WORK INSTRUCTION — What lines in the records include the string "coins"? Return each one.

INPUT RECORDS —
- Opening Delimiter -
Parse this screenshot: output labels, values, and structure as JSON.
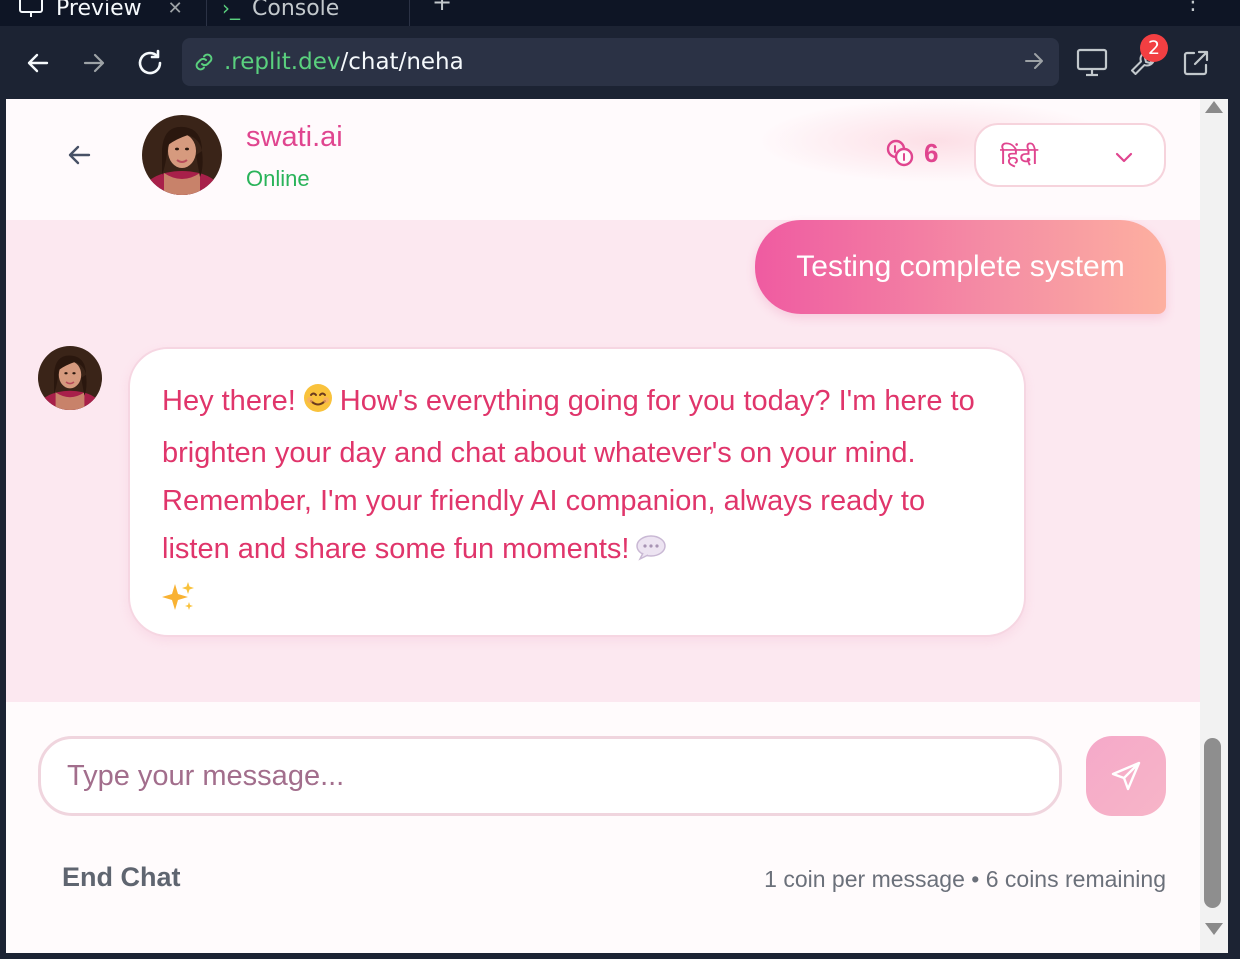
{
  "browser": {
    "tabs": [
      {
        "label": "Preview",
        "close": "✕"
      },
      {
        "label": "Console"
      }
    ],
    "add_tab": "+",
    "more": "⋮",
    "url_domain": ".replit.dev",
    "url_path": "/chat/neha",
    "badge_count": "2"
  },
  "chat": {
    "bot_name": "swati.ai",
    "status": "Online",
    "coins": "6",
    "language": "हिंदी",
    "user_message": "Testing complete system",
    "bot_message_line1": "Hey there!",
    "bot_message_line1b": "How's everything going for you today? I'm here to brighten your day and chat about whatever's on your mind. Remember, I'm your friendly AI companion, always ready to listen and share some fun moments!",
    "input_placeholder": "Type your message...",
    "end_chat": "End Chat",
    "coin_info": "1 coin per message • 6 coins remaining"
  },
  "colors": {
    "accent": "#e0458f",
    "online": "#2ab35a",
    "chat_bg": "#fce8f0"
  },
  "icons": [
    "back-arrow-icon",
    "coins-icon",
    "chevron-down-icon",
    "send-icon",
    "link-icon",
    "monitor-icon",
    "wrench-icon",
    "external-link-icon"
  ]
}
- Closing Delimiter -
SOLUTION FOR THIS PROBLEM —
    "coins": "6",
    "coin_info": "1 coin per message • 6 coins remaining"
    "coins-icon",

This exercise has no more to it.